What the press release does not brag about is how salary cap friendly the deal is for the Sharks. Starting in 2015, Braun’s cap hit is just $3.8 million, a modest number for a defenseman the team plans to depend on for so many years. Five years is a long time of course, the risk of injury always looms. But it is a risk the team was wise to take. Braun is a smart, cool-headed player. He is much more likely to improve than regress over the next few seasons.

Speaking of the salary cap, how unfamiliar is it for the Sharks to still be so far down CapGeek’s list (at 21 today)? They have $6,145,000 available, with 23 players signed and the stated intention of not shopping for help. It is an unfamiliar situation to not be in the top five list of teams that have no money to spend.

The hot topic at the start of camp was still who was not wearing a letter on their sweater. At this point, I am willing to examine the decision to remove the letters from Joe Thornton and Patrick Marleau less as an indictment of those two and more as a challenge to the rest of the team.

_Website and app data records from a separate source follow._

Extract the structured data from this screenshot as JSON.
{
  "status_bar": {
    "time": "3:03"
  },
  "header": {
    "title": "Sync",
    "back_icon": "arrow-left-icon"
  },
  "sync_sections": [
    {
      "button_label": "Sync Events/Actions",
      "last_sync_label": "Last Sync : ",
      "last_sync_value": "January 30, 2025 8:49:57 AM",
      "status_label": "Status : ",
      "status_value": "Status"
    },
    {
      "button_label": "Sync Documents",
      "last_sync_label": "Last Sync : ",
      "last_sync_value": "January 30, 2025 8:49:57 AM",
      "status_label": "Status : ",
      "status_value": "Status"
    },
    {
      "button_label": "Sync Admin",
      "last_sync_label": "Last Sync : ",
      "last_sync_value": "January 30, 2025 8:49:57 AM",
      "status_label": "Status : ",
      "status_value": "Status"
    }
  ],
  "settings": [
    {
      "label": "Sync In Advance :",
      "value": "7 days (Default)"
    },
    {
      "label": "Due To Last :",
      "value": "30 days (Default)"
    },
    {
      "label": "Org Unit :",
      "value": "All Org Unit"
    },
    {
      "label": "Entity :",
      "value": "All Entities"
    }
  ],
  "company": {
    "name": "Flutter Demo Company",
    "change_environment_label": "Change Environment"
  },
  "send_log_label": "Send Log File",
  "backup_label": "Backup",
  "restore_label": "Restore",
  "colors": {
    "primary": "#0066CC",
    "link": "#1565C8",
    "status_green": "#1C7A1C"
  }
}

The idea that there are more than three or four leaders in the room is not a new one. It is something players have said over and over on many teams. But what does it really mean? If you take away the title of captain, everyone has to look a little harder at everyone in the room and ask themselves who they would like to hear from, who they should be listening to. So long as someone wears the letter, there must be some expectation that that guy will start the conversation if it needs to be started.

The decision to have a team meeting in Tahoe before camp came from Adam Burish and Jason Demers. Both are known for being engaging and media friendly, good ambassadors, but neither has worn a letter on the team. Perhaps this is a sign that different players, more players, are warming up to the idea of leading with or without a letter. Or maybe those two would have come up with that idea no matter what the state of designated leadership was. In any case, it is an example of what can occur when leadership roles are up for grabs.

In that sense, it may be regrettable that a team needs to put letters on anyone at all for games. To switch them around frequently could cause confusion during games. To put them on will quell the useful chaos that a lack of letters can produce.

While the captaincy question may produce some positive chemistry for the team, it is hard to ignore the way the decision was initially communicated- or not- to the players involved. That still makes it seem like a reprimand to Thornton and Marleau as well as the rest of the team. Of course if everyone is responsible, then that includes them.